That’s key to perfecting your elevator pitch: not over-selling your product or sounding like the stereotypical sleazy salesperson.

6. Follow-up Sales Pitch Example

Speaking of follow-ups, our final sales pitch example covers just that: the art of following up with a prospect who hasn’t returned your previous messages.

Did you know that it takes on average five attempts to close a sale? That’s a shocking statistic—especially when only 30% of salespeople push for more communication attempts after just one email.

Make it a top priority to follow up with prospective customers. Whether you spoke to them at an event, over the phone, or via email, you could get a head-start on your competition—just by being persistent.

Here’s a great follow-up sales pitch example by Mailbox Validator, who uses this script to check in with people they’ve chatted with at events:

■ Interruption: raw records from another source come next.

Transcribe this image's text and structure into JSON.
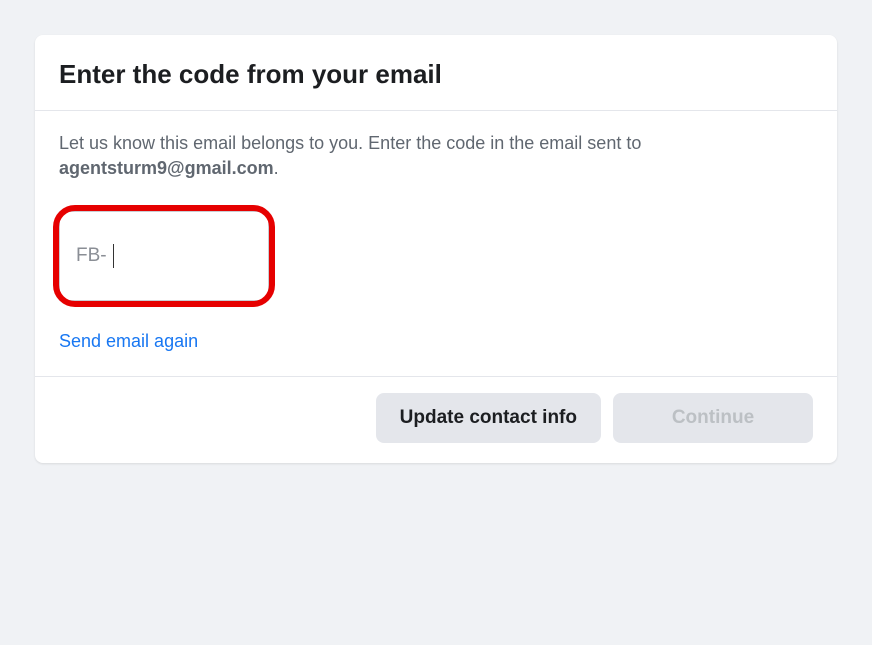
{
  "dialog": {
    "title": "Enter the code from your email",
    "instruction_prefix": "Let us know this email belongs to you. Enter the code in the email sent to ",
    "email": "agentsturm9@gmail.com",
    "instruction_suffix": "."
  },
  "code_input": {
    "prefix": "FB-",
    "value": ""
  },
  "links": {
    "resend": "Send email again"
  },
  "buttons": {
    "update_contact": "Update contact info",
    "continue": "Continue"
  }
}
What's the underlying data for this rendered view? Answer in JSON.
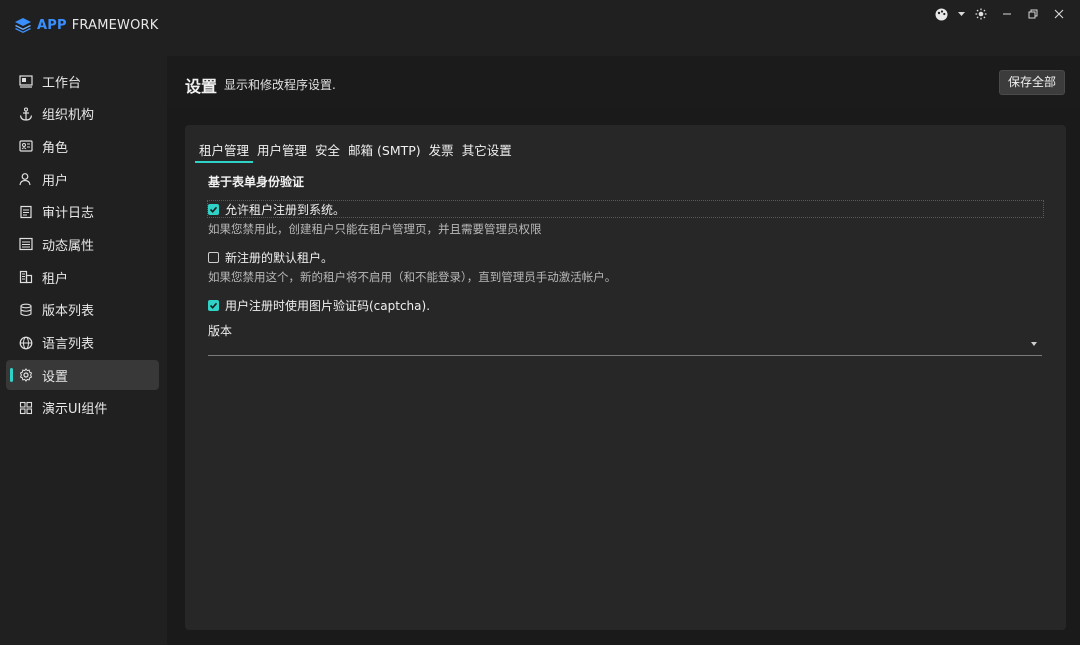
{
  "app": {
    "brand_app": "APP",
    "brand_framework": "FRAMEWORK"
  },
  "window_controls": [
    {
      "name": "theme-palette-icon"
    },
    {
      "name": "dropdown-caret-icon"
    },
    {
      "name": "brightness-icon"
    },
    {
      "name": "minimize-icon"
    },
    {
      "name": "restore-icon"
    },
    {
      "name": "close-icon"
    }
  ],
  "sidebar": {
    "items": [
      {
        "label": "工作台",
        "icon": "dashboard-icon"
      },
      {
        "label": "组织机构",
        "icon": "anchor-icon"
      },
      {
        "label": "角色",
        "icon": "role-card-icon"
      },
      {
        "label": "用户",
        "icon": "user-icon"
      },
      {
        "label": "审计日志",
        "icon": "audit-log-icon"
      },
      {
        "label": "动态属性",
        "icon": "dynamic-property-icon"
      },
      {
        "label": "租户",
        "icon": "tenant-building-icon"
      },
      {
        "label": "版本列表",
        "icon": "database-icon"
      },
      {
        "label": "语言列表",
        "icon": "globe-icon"
      },
      {
        "label": "设置",
        "icon": "gear-icon",
        "active": true
      },
      {
        "label": "演示UI组件",
        "icon": "grid-components-icon"
      }
    ]
  },
  "header": {
    "title": "设置",
    "subtitle": "显示和修改程序设置.",
    "save_label": "保存全部"
  },
  "tabs": [
    {
      "label": "租户管理",
      "active": true
    },
    {
      "label": "用户管理"
    },
    {
      "label": "安全"
    },
    {
      "label": "邮箱 (SMTP)"
    },
    {
      "label": "发票"
    },
    {
      "label": "其它设置"
    }
  ],
  "form": {
    "section_title": "基于表单身份验证",
    "allow_registration": {
      "label": "允许租户注册到系统。",
      "checked": true,
      "help": "如果您禁用此，创建租户只能在租户管理页，并且需要管理员权限"
    },
    "default_active": {
      "label": "新注册的默认租户。",
      "checked": false,
      "help": "如果您禁用这个，新的租户将不启用（和不能登录），直到管理员手动激活帐户。"
    },
    "captcha": {
      "label": "用户注册时使用图片验证码(captcha).",
      "checked": true
    },
    "edition": {
      "label": "版本",
      "value": ""
    }
  },
  "colors": {
    "accent": "#2fd2c6",
    "brand_blue": "#3a8fff"
  }
}
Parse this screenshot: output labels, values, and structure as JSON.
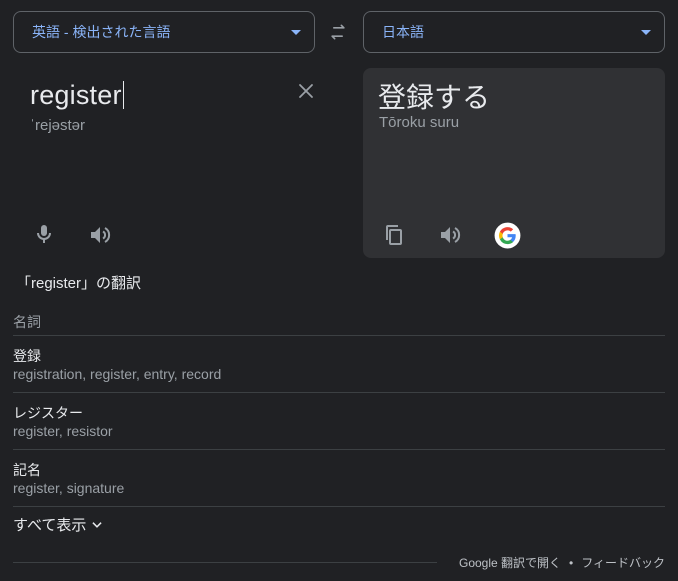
{
  "source_lang": {
    "label": "英語 - 検出された言語"
  },
  "target_lang": {
    "label": "日本語"
  },
  "source": {
    "text": "register",
    "phonetic": "ˈrejəstər"
  },
  "target": {
    "text": "登録する",
    "romanization": "Tōroku suru"
  },
  "dictionary": {
    "title": "「register」の翻訳",
    "part_of_speech": "名詞",
    "entries": [
      {
        "word": "登録",
        "synonyms": "registration, register, entry, record"
      },
      {
        "word": "レジスター",
        "synonyms": "register, resistor"
      },
      {
        "word": "記名",
        "synonyms": "register, signature"
      }
    ],
    "show_all": "すべて表示"
  },
  "footer": {
    "open_link": "Google 翻訳で開く",
    "separator": "•",
    "feedback": "フィードバック"
  },
  "icons": {
    "swap": "swap-icon",
    "clear": "close-icon",
    "mic": "microphone-icon",
    "speaker": "speaker-icon",
    "copy": "copy-icon",
    "google": "google-g-logo",
    "chevron": "chevron-down-icon"
  },
  "colors": {
    "accent": "#8ab4f8",
    "background": "#202124",
    "panel": "#303134"
  }
}
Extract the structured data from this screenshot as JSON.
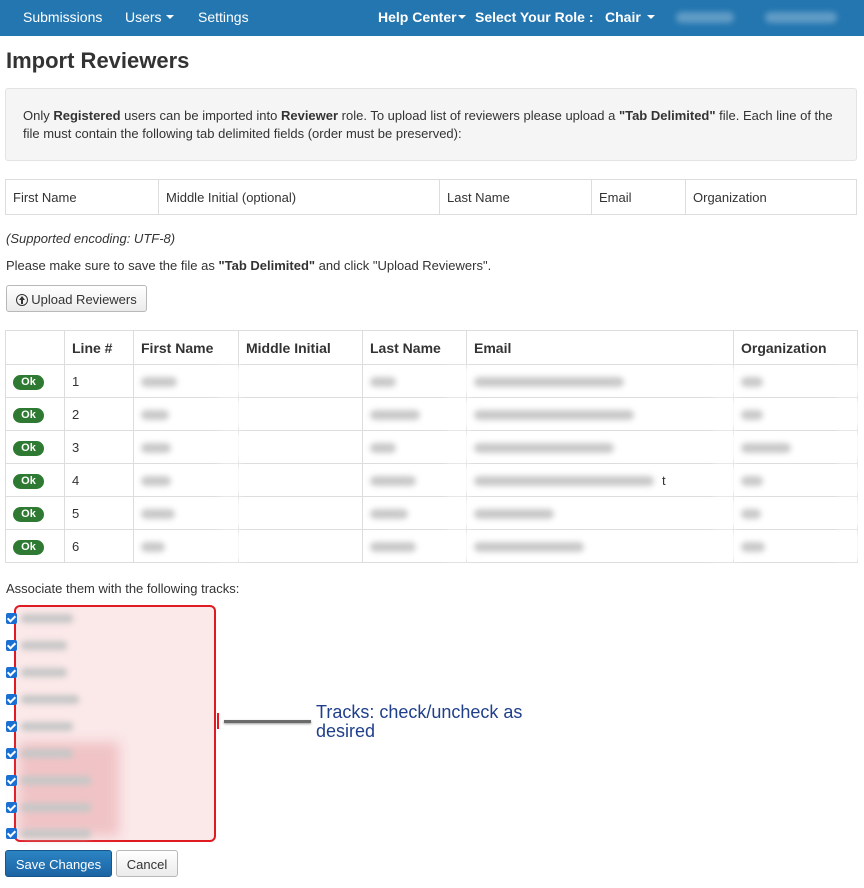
{
  "navbar": {
    "submissions": "Submissions",
    "users": "Users",
    "settings": "Settings",
    "help_center": "Help Center",
    "select_role": "Select Your Role :",
    "role": "Chair"
  },
  "page_title": "Import Reviewers",
  "info": {
    "t1": "Only ",
    "b1": "Registered",
    "t2": " users can be imported into ",
    "b2": "Reviewer",
    "t3": " role. To upload list of reviewers please upload a ",
    "b3": "\"Tab Delimited\"",
    "t4": " file. Each line of the file must contain the following tab delimited fields (order must be preserved):"
  },
  "fields": [
    "First Name",
    "Middle Initial (optional)",
    "Last Name",
    "Email",
    "Organization"
  ],
  "encoding_note": "(Supported encoding: UTF-8)",
  "save_note": {
    "t1": "Please make sure to save the file as ",
    "b1": "\"Tab Delimited\"",
    "t2": " and click \"Upload Reviewers\"."
  },
  "upload_button": "Upload Reviewers",
  "preview_table": {
    "headers": [
      "",
      "Line #",
      "First Name",
      "Middle Initial",
      "Last Name",
      "Email",
      "Organization"
    ],
    "rows": [
      {
        "status": "Ok",
        "line": "1"
      },
      {
        "status": "Ok",
        "line": "2"
      },
      {
        "status": "Ok",
        "line": "3"
      },
      {
        "status": "Ok",
        "line": "4",
        "email_tail": "t"
      },
      {
        "status": "Ok",
        "line": "5"
      },
      {
        "status": "Ok",
        "line": "6"
      }
    ]
  },
  "associate_label": "Associate them with the following tracks:",
  "tracks": {
    "count_checked": 9
  },
  "annotation": "Tracks: check/uncheck as desired",
  "buttons": {
    "save": "Save Changes",
    "cancel": "Cancel"
  },
  "colors": {
    "navbar": "#2476b0",
    "ok_badge": "#2e7a32",
    "primary_button": "#1c64a4",
    "highlight_border": "#e01a22",
    "annotation_text": "#1f3f8a"
  },
  "icons": {
    "upload": "circle-arrow-up-icon",
    "dropdown": "caret-down-icon",
    "checkbox": "checkbox-checked-icon"
  }
}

follow-up sales pitch example

Opening with an explanation of how they met allows Janet to instantly make a connection with her prospect.

This smooths the path for her to prove she was interested in the conversation by briefly mentioning their previously discussed topic, rather than of firing off a generic email.

In an attempt to turn this follow-up sales pitch into a message that piques her prospect’s interest and build a relationship, she offers to introduce them to someone who can help.

(Although this follow-up pitch example isn’t selling a product or service, you could easily swap the third paragraph to mention your business offering as the “someone who can help.”)

Because it ends with a call to action that prompts a phone call, this follow-up email template gives you a much better shot at converting lukewarm leads into red-hot contacts.

As a sales rep, your pitch is your bread and butter—no matter what you’re selling (or who you’re pitching to)—which means you should definitely put some time and effort into perfecting your own.

The next time you’re writing a cold call script or perfecting your email template, try using a few elements in these sales script examples and see how you can improve the flow of your own sales pitch. Let us know how it goes!